There's a new push to de-fund Planned Parenthood in the wake of these so-called sting videos that were released. You've been a very vocal defender of Planned Parenthood. What do you make of this episode?
Seven million women last year went for Planned Parenthood services. Ninety percent of those women went for cancer screening, preventive health, STD screening and testing, family-planning consultation, prevention medical support counseling. Ninety percent. And those women are the women that cannot afford or who fell through this whole health system of ours. I believe it was a contrived hit, because you see how these videos were dribbled out, and if it was such an issue the whole package should have been presented, but it's a contrived hit. There have been numerous efforts to defund Planned Parenthood since 2011. Now there's a threat of a shutdown if we don't defund them. This goes directly at the heart of the issue, which has been this campaign to defund and undo Planned Parenthood as a whole. And that's why I think that this campaign around the videos is a smear campaign and more of a contrived political hit than it is a real wrongdoing on the part of the conversation that was being had there.
What are your thoughts on the proposed nuclear deal with Iran?
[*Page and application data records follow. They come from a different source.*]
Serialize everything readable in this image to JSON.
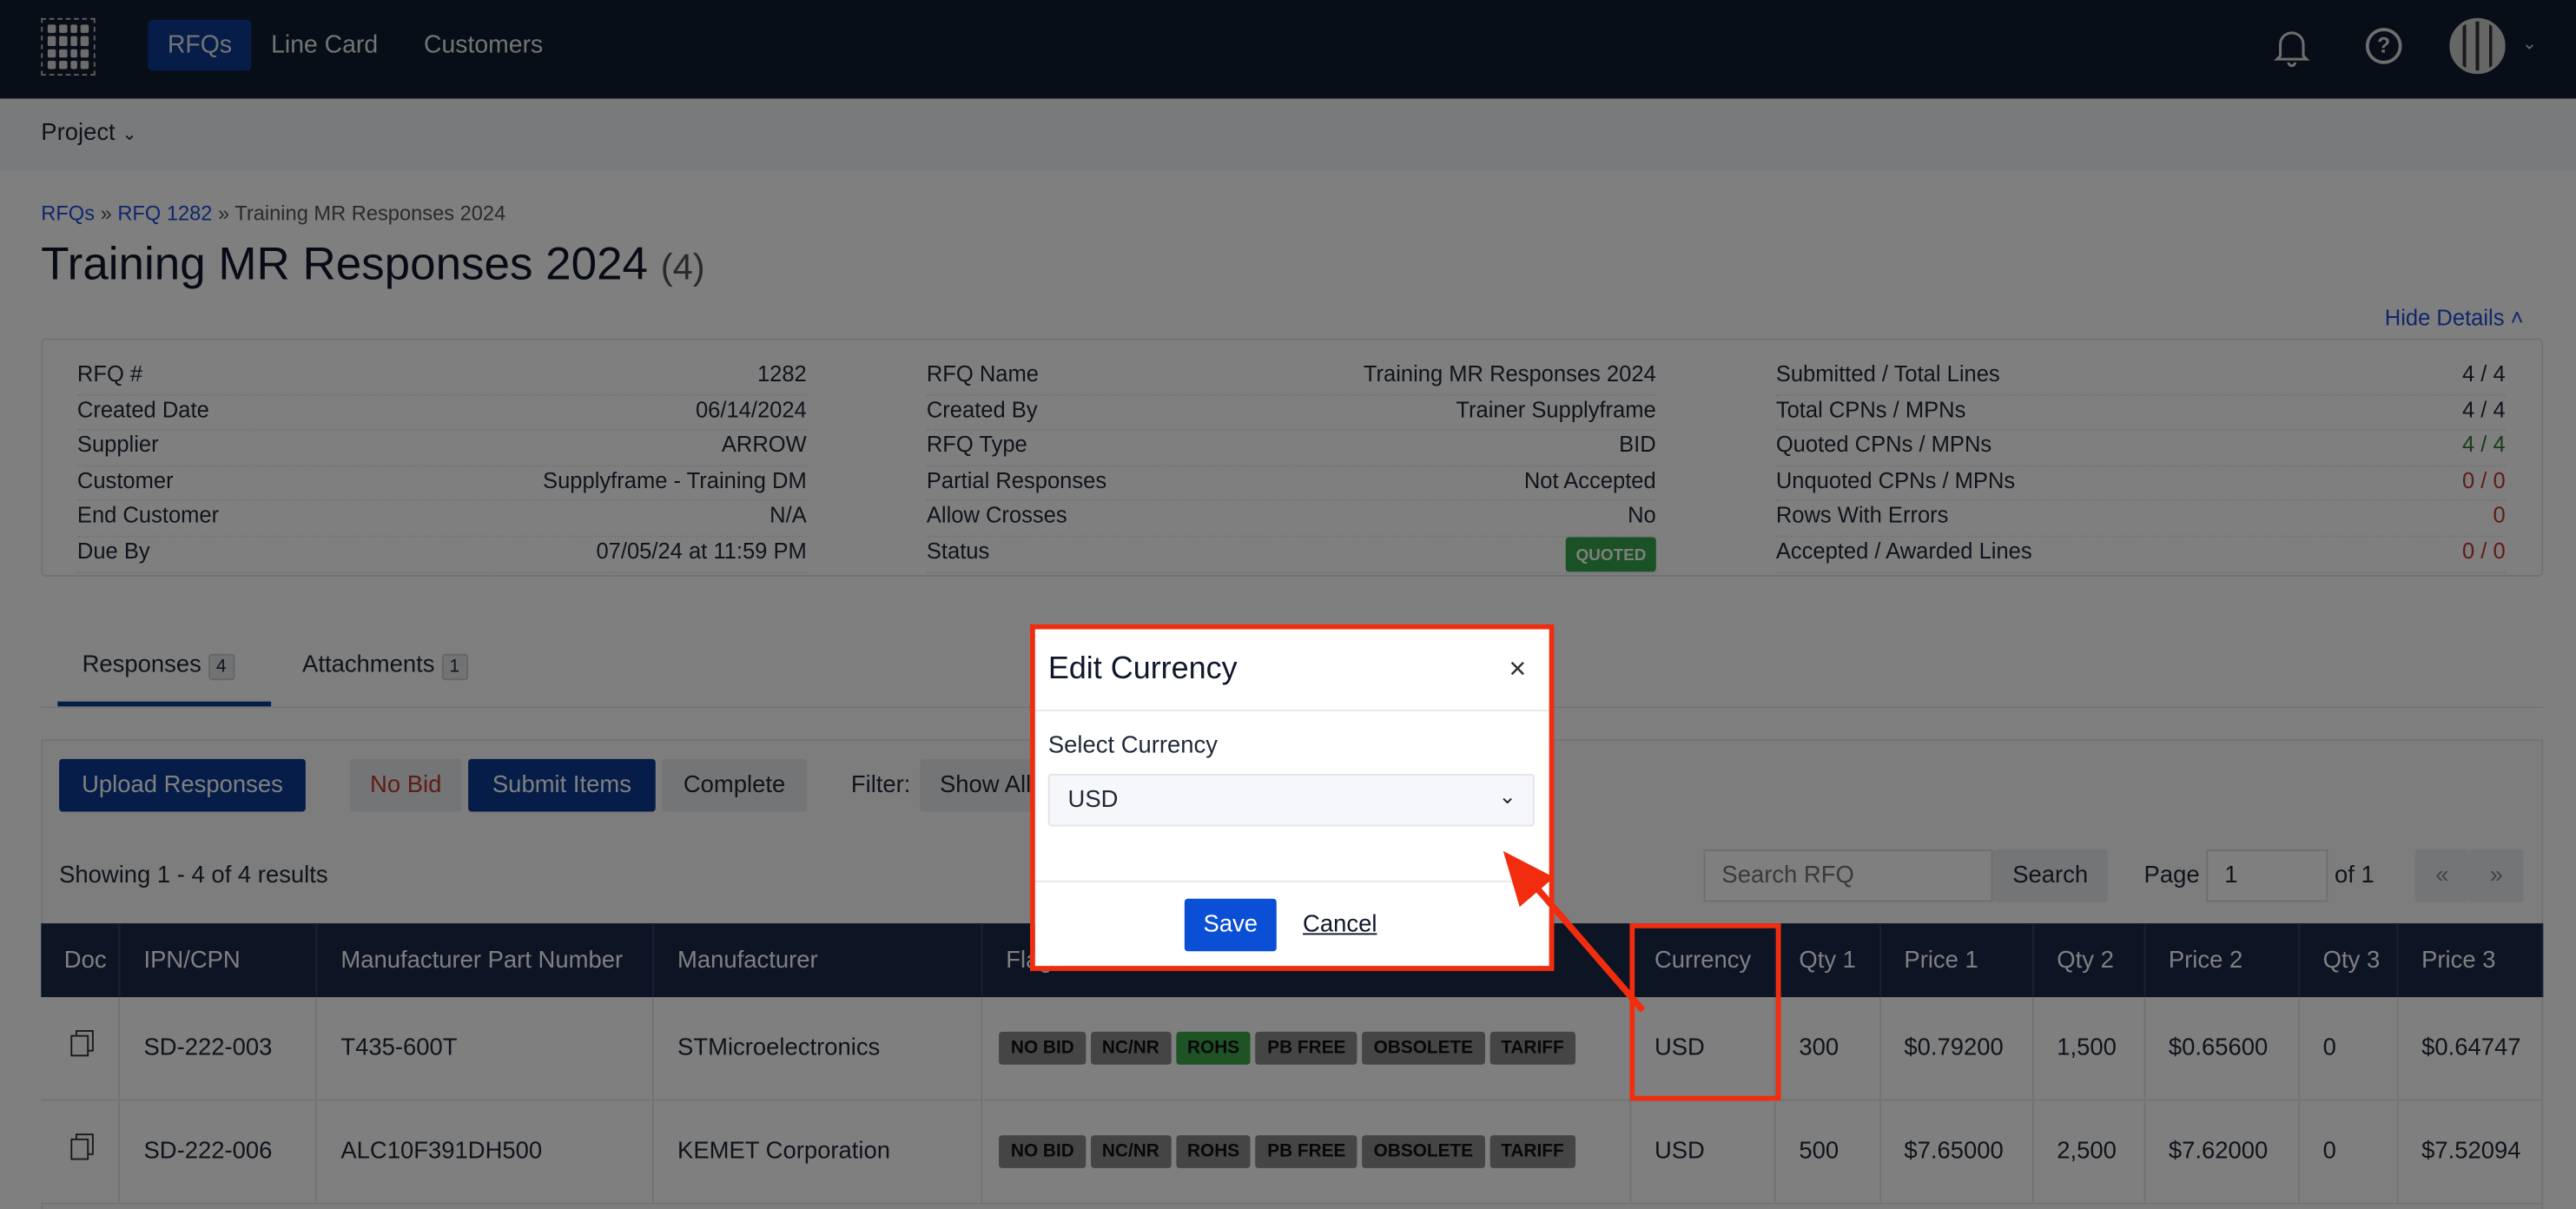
{
  "nav": {
    "items": [
      "RFQs",
      "Line Card",
      "Customers"
    ],
    "active": "RFQs",
    "icons": [
      "bell-icon",
      "help-icon",
      "avatar",
      "chevron-down-icon"
    ]
  },
  "subnav": {
    "project": "Project"
  },
  "breadcrumb": {
    "root": "RFQs",
    "rfq": "RFQ 1282",
    "current": "Training MR Responses 2024"
  },
  "page": {
    "title": "Training MR Responses 2024",
    "count": "(4)",
    "hide_details": "Hide Details"
  },
  "details": {
    "col1": [
      [
        "RFQ #",
        "1282"
      ],
      [
        "Created Date",
        "06/14/2024"
      ],
      [
        "Supplier",
        "ARROW"
      ],
      [
        "Customer",
        "Supplyframe - Training DM"
      ],
      [
        "End Customer",
        "N/A"
      ],
      [
        "Due By",
        "07/05/24 at 11:59 PM"
      ]
    ],
    "col2": [
      [
        "RFQ Name",
        "Training MR Responses 2024"
      ],
      [
        "Created By",
        "Trainer Supplyframe"
      ],
      [
        "RFQ Type",
        "BID"
      ],
      [
        "Partial Responses",
        "Not Accepted"
      ],
      [
        "Allow Crosses",
        "No"
      ],
      [
        "Status",
        "QUOTED"
      ]
    ],
    "col3": [
      [
        "Submitted / Total Lines",
        "4 / 4"
      ],
      [
        "Total CPNs / MPNs",
        "4 / 4"
      ],
      [
        "Quoted CPNs / MPNs",
        "4 / 4"
      ],
      [
        "Unquoted CPNs / MPNs",
        "0 / 0"
      ],
      [
        "Rows With Errors",
        "0"
      ],
      [
        "Accepted / Awarded Lines",
        "0 / 0"
      ]
    ]
  },
  "tabs": [
    {
      "label": "Responses",
      "count": "4"
    },
    {
      "label": "Attachments",
      "count": "1"
    }
  ],
  "toolbar": {
    "upload": "Upload Responses",
    "no_bid": "No Bid",
    "submit": "Submit Items",
    "complete": "Complete",
    "filter_label": "Filter:",
    "filter_value": "Show All"
  },
  "results": {
    "showing": "Showing 1 - 4 of 4 results",
    "search_placeholder": "Search RFQ",
    "search_btn": "Search",
    "page_label": "Page",
    "page_value": "1",
    "of": "of 1",
    "prev": "«",
    "next": "»"
  },
  "table": {
    "headers": [
      "Doc",
      "IPN/CPN",
      "Manufacturer Part Number",
      "Manufacturer",
      "Flags",
      "Currency",
      "Qty 1",
      "Price 1",
      "Qty 2",
      "Price 2",
      "Qty 3",
      "Price 3"
    ],
    "flags": [
      "NO BID",
      "NC/NR",
      "ROHS",
      "PB FREE",
      "OBSOLETE",
      "TARIFF"
    ],
    "rows": [
      {
        "ipn": "SD-222-003",
        "mpn": "T435-600T",
        "mfr": "STMicroelectronics",
        "active_flags": [
          "ROHS"
        ],
        "currency": "USD",
        "qty1": "300",
        "price1": "$0.79200",
        "qty2": "1,500",
        "price2": "$0.65600",
        "qty3": "0",
        "price3": "$0.64747"
      },
      {
        "ipn": "SD-222-006",
        "mpn": "ALC10F391DH500",
        "mfr": "KEMET Corporation",
        "active_flags": [],
        "currency": "USD",
        "qty1": "500",
        "price1": "$7.65000",
        "qty2": "2,500",
        "price2": "$7.62000",
        "qty3": "0",
        "price3": "$7.52094"
      }
    ]
  },
  "modal": {
    "title": "Edit Currency",
    "close": "×",
    "label": "Select Currency",
    "value": "USD",
    "save": "Save",
    "cancel": "Cancel"
  },
  "colors": {
    "nav": "#111c2e",
    "primary": "#0b3b91",
    "save": "#0a4fd6",
    "annotation": "#f22d0f",
    "quoted": "#35a34a",
    "error": "#c0392b",
    "ok": "#2e7d32"
  }
}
I agree with the president. We were down to one option. We're still trying to get ourselves out of the quagmire that we're in the Middle East and particularly in Iraq, and the whole thing going on in Syria, a quagmire which cost 5,000-plus lives almost $2 trillion. Here we are with an opportunity. And I'm not naive, Iran is not a good player, they're not the sweet little innocent person in the Middle East, and they've shown their behavior all over. But the fact that we have P5+1 nations behind this treaty, that there's verification, and that it limits the option for the long haul of them having nuclear weapons. Fifteen years, 25 years, it is more than a risk worth taking. The other option is to prepare for war, to prepare for another major intervention into Iran as a means to try to end any nuclear development. I think that the sanctions stopped it, and this treaty adds the permanency to it.